=== Begin Enclosure ===
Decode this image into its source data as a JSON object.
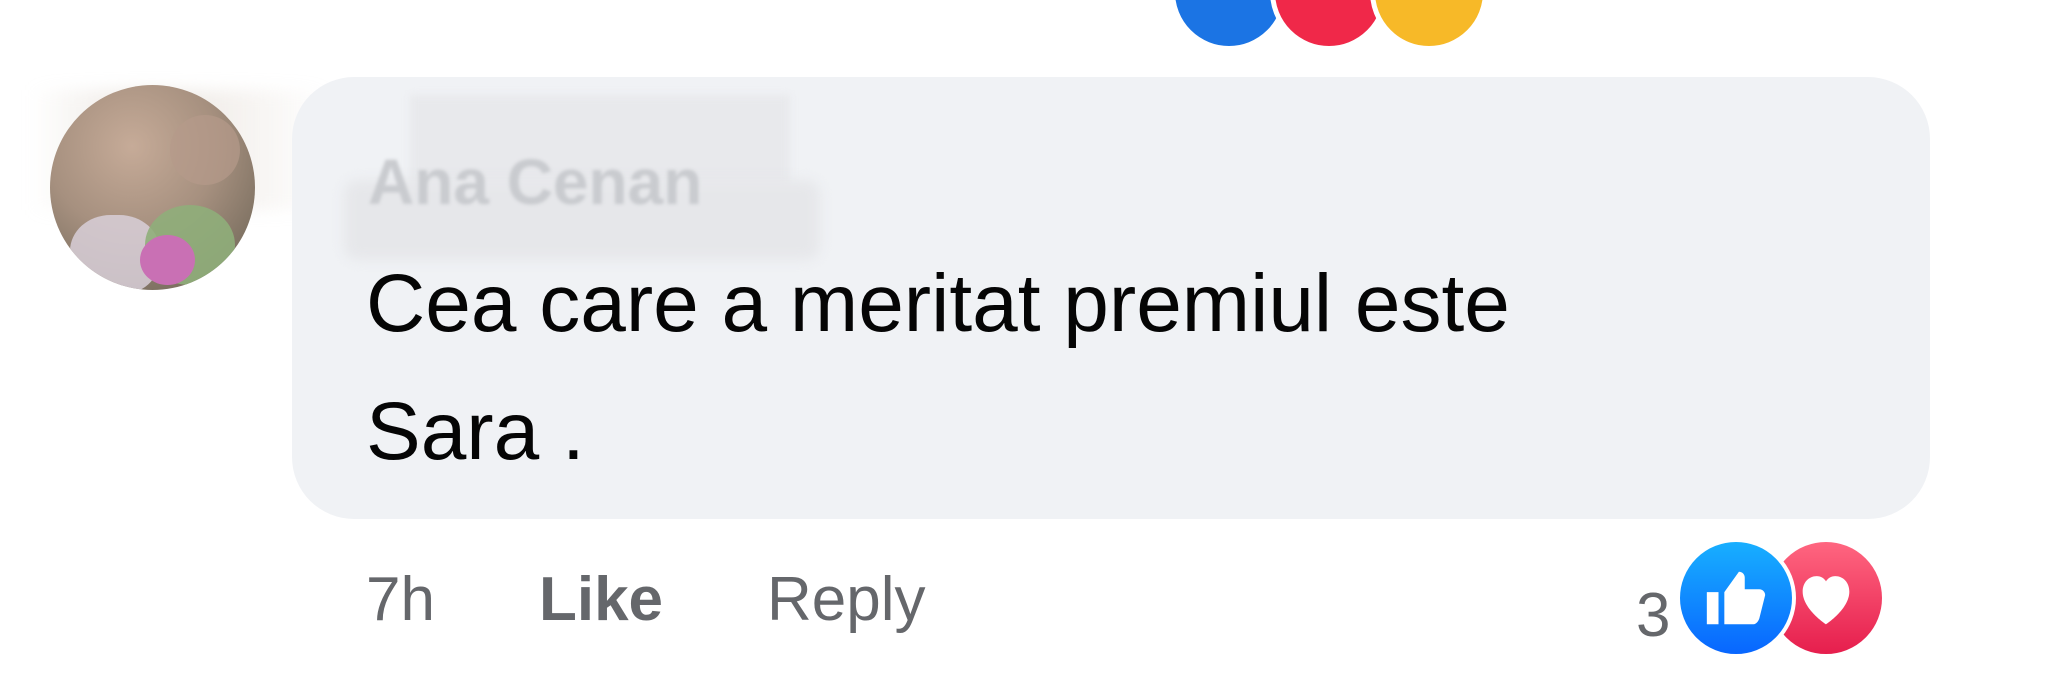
{
  "comment": {
    "author": "Ana Cenan",
    "text": "Cea care a meritat premiul este\nSara .",
    "time": "7h",
    "like_label": "Like",
    "reply_label": "Reply",
    "reaction_count": "3",
    "reactions": [
      "like-icon",
      "love-icon"
    ]
  },
  "colors": {
    "bubble": "#f0f2f5",
    "like_blue": "#0866ff",
    "love_red": "#e61e4d",
    "secondary_text": "#65676b"
  }
}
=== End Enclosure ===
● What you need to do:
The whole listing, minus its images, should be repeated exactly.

● Solution to the exercise:
Decode this image into its source data as a JSON object.
{
  "comment": {
    "author": "Ana Cenan",
    "text": "Cea care a meritat premiul este\nSara .",
    "time": "7h",
    "like_label": "Like",
    "reply_label": "Reply",
    "reaction_count": "3",
    "reactions": [
      "like-icon",
      "love-icon"
    ]
  },
  "colors": {
    "bubble": "#f0f2f5",
    "like_blue": "#0866ff",
    "love_red": "#e61e4d",
    "secondary_text": "#65676b"
  }
}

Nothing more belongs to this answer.